Let’s imagine for a minute that family resources had no impact on the likelihood that an American student would graduate high school and go on to earn a college degree or beyond. In this idealized world, which factors would influence a student’s likelihood of academic achievement, and how do nature and nurture conspire to dictate those outcomes?
A new study confirms the well-established finding that intelligence -- a highly heritable trait -- reigns supreme in this calculation. But the new research also stakes out a surprisingly powerful role for a slew of personality and other individual traits -- including persistence and belief in one’s power -- in influencing a child’s educational attainment.
But here’s the catch: Given the key role that genetic inheritance plays in these other important factors, nature indisputably trumps nurture in determining an adolescent’s level of academic achievement.
In all, inheritance accounts for roughly 62% of British students’ performance on a test universally administered at the end of compulsory education, at around the age of 16. The researchers were able to account for three-quarters of that heritability, attributing it to a wide range of factors, including temperament and intelligence. Environmental factors -- the quality of teaching, the style of parenting, the challenges or comforts of home, and habits picked up along the way -- contribute 26% to the likelihood of a student’s academic success.
In Britain, these test scores -- not a child’s ability to pay for university education -- powerfully influence students’ options for further education.
The findings, published Monday in the journal PNAS, are based on a study of 6,653 pairs of twins in Britain. The twins -- 2,362 pairs of them identical and 4,291 pairs of them fraternal -- were born in 1994, 1995 and 1996. A multinational team of researchers, led by Eva Krapohl of King’s College London, authored the research.

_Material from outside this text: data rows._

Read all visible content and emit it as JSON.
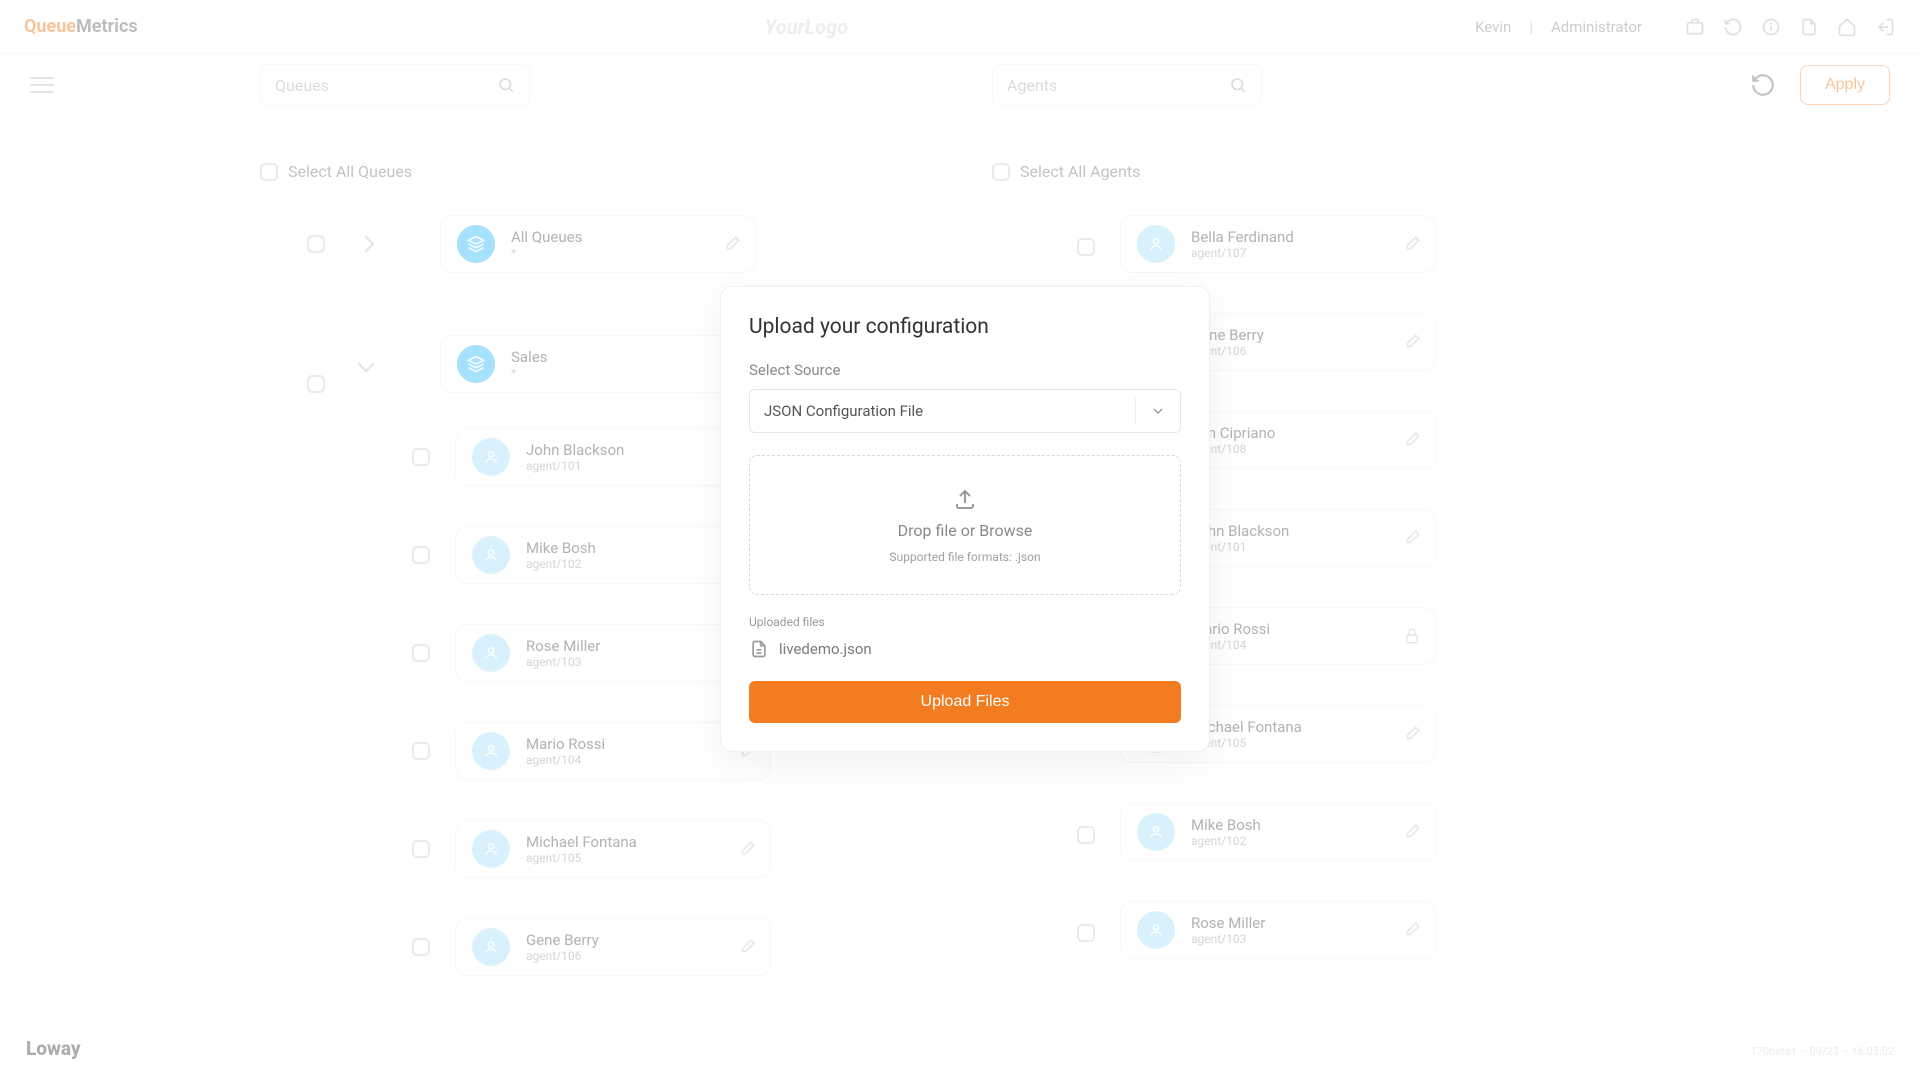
{
  "brand": {
    "part1": "Queue",
    "part2": "Metrics"
  },
  "centerLogo": "YourLogo",
  "user": {
    "name": "Kevin",
    "role": "Administrator"
  },
  "search": {
    "queues_ph": "Queues",
    "agents_ph": "Agents"
  },
  "apply_label": "Apply",
  "selectall": {
    "queues": "Select All Queues",
    "agents": "Select All Agents"
  },
  "queues": [
    {
      "name": "All Queues",
      "sub": "*"
    },
    {
      "name": "Sales",
      "sub": "*"
    }
  ],
  "sub_agents": [
    {
      "name": "John Blackson",
      "ext": "agent/101"
    },
    {
      "name": "Mike Bosh",
      "ext": "agent/102"
    },
    {
      "name": "Rose Miller",
      "ext": "agent/103"
    },
    {
      "name": "Mario Rossi",
      "ext": "agent/104"
    },
    {
      "name": "Michael Fontana",
      "ext": "agent/105"
    },
    {
      "name": "Gene Berry",
      "ext": "agent/106"
    }
  ],
  "agents": [
    {
      "name": "Bella Ferdinand",
      "ext": "agent/107",
      "locked": false
    },
    {
      "name": "Gene Berry",
      "ext": "agent/106",
      "locked": false
    },
    {
      "name": "Jim Cipriano",
      "ext": "agent/108",
      "locked": false
    },
    {
      "name": "John Blackson",
      "ext": "agent/101",
      "locked": false
    },
    {
      "name": "Mario Rossi",
      "ext": "agent/104",
      "locked": true
    },
    {
      "name": "Michael Fontana",
      "ext": "agent/105",
      "locked": false
    },
    {
      "name": "Mike Bosh",
      "ext": "agent/102",
      "locked": false
    },
    {
      "name": "Rose Miller",
      "ext": "agent/103",
      "locked": false
    }
  ],
  "modal": {
    "title": "Upload your configuration",
    "source_label": "Select Source",
    "source_value": "JSON Configuration File",
    "drop_text": "Drop file or Browse",
    "drop_sub": "Supported file formats: .json",
    "uploaded_label": "Uploaded files",
    "uploaded_file": "livedemo.json",
    "button": "Upload Files"
  },
  "footer": {
    "logo": "Loway",
    "build": "170beta1 – 09/23 – 16:03:02"
  }
}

In addition to taking the General Certificate of Secondary Education (GCSE) tests, the participants answered a battery of questions, which measured such individual factors as academic enjoyment, engagement with school, optimism, grit, happiness, life satisfaction, physical health, behavior problems and anxiety.
The researchers asked the teens to describe school and home environments, including such factors as parental monitoring and support and levels of chaos or predictability in both. The twins’ parents were asked to report and rate their children’s behavioral problems, including antisocial behavior, depression and impulsivity.
When they’re large enough, twin studies can be a powerful way to suss out the relative contributions of genetics and environment -- nature and nurture -- on a given outcome. Since each child was raised in the same home with his or her twin, environmental factors can be roughly assumed to be the same for each pair.
Studying identical twins, who share the same DNA, and fraternal twins, who are no more similar than any pair of biological siblings, allows researchers to infer the role of genetics. Researchers can assume environmental factors play a major role when fraternal twins consistently turn out the same despite genetic differences. When identical twins are more similar to each other across traits than are fraternal twins, researchers attribute those likenesses to genetics.
Calculating the degree of likeness and difference between the nearly 7,000 sets of twins, and using past research findings that assign heritability scores for different traits and factors, the researchers were able to determine how heavily genetics and environment contributed to the test outcomes.
The authors of the PNAS study say their findings may nudge attitudes about education policy, but do not clearly point to reforms. Appreciating the overwhelming role of genetics in determining an adolescent’s academic achievement, for instance, “counters the deplorable tendency to blame teachers and parents rather than recognizing that learning is inherently more difficult for some children,” they wrote.
We may value equality of educational opportunity, for instance, but that should not be confused with equal outcomes, they added.
“Equality of educational opportunity will not get rid of genetic differences between children,” they wrote.
Where science meets policy, there I’ll be, reporting. Follow me on Twitter at @LATMelissaHealy and “like” Los Angeles Times Science & Health on Facebook.